Reproduce the entries exactly, but keep the pictures out of the copy.

Collected data entries:
■ ■ ■
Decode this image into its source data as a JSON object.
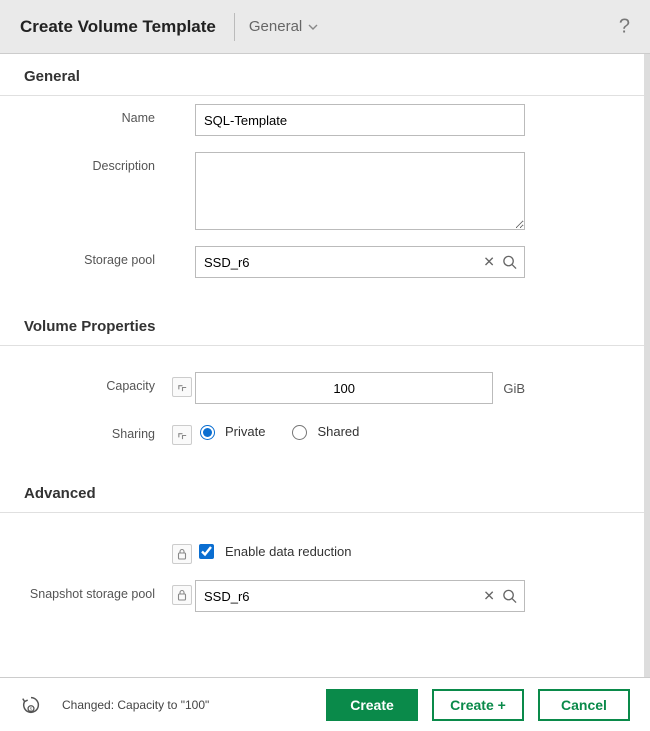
{
  "header": {
    "title": "Create Volume Template",
    "section_dropdown": "General",
    "help_tooltip": "?"
  },
  "sections": {
    "general": {
      "title": "General",
      "fields": {
        "name": {
          "label": "Name",
          "value": "SQL-Template"
        },
        "description": {
          "label": "Description",
          "value": ""
        },
        "storage_pool": {
          "label": "Storage pool",
          "value": "SSD_r6"
        }
      }
    },
    "volume_properties": {
      "title": "Volume Properties",
      "fields": {
        "capacity": {
          "label": "Capacity",
          "value": "100",
          "unit": "GiB"
        },
        "sharing": {
          "label": "Sharing",
          "options": {
            "private": "Private",
            "shared": "Shared"
          },
          "selected": "private"
        }
      }
    },
    "advanced": {
      "title": "Advanced",
      "fields": {
        "data_reduction": {
          "label": "Enable data reduction",
          "checked": true
        },
        "snapshot_pool": {
          "label": "Snapshot storage pool",
          "value": "SSD_r6"
        }
      }
    }
  },
  "footer": {
    "changed_text": "Changed: Capacity to \"100\"",
    "buttons": {
      "create": "Create",
      "create_plus": "Create +",
      "cancel": "Cancel"
    }
  }
}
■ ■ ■
■ Response to this exercise:
Decode this image into its source data as a JSON object.
{
  "header": {
    "title": "Create Volume Template",
    "section_dropdown": "General",
    "help_tooltip": "?"
  },
  "sections": {
    "general": {
      "title": "General",
      "fields": {
        "name": {
          "label": "Name",
          "value": "SQL-Template"
        },
        "description": {
          "label": "Description",
          "value": ""
        },
        "storage_pool": {
          "label": "Storage pool",
          "value": "SSD_r6"
        }
      }
    },
    "volume_properties": {
      "title": "Volume Properties",
      "fields": {
        "capacity": {
          "label": "Capacity",
          "value": "100",
          "unit": "GiB"
        },
        "sharing": {
          "label": "Sharing",
          "options": {
            "private": "Private",
            "shared": "Shared"
          },
          "selected": "private"
        }
      }
    },
    "advanced": {
      "title": "Advanced",
      "fields": {
        "data_reduction": {
          "label": "Enable data reduction",
          "checked": true
        },
        "snapshot_pool": {
          "label": "Snapshot storage pool",
          "value": "SSD_r6"
        }
      }
    }
  },
  "footer": {
    "changed_text": "Changed: Capacity to \"100\"",
    "buttons": {
      "create": "Create",
      "create_plus": "Create +",
      "cancel": "Cancel"
    }
  }
}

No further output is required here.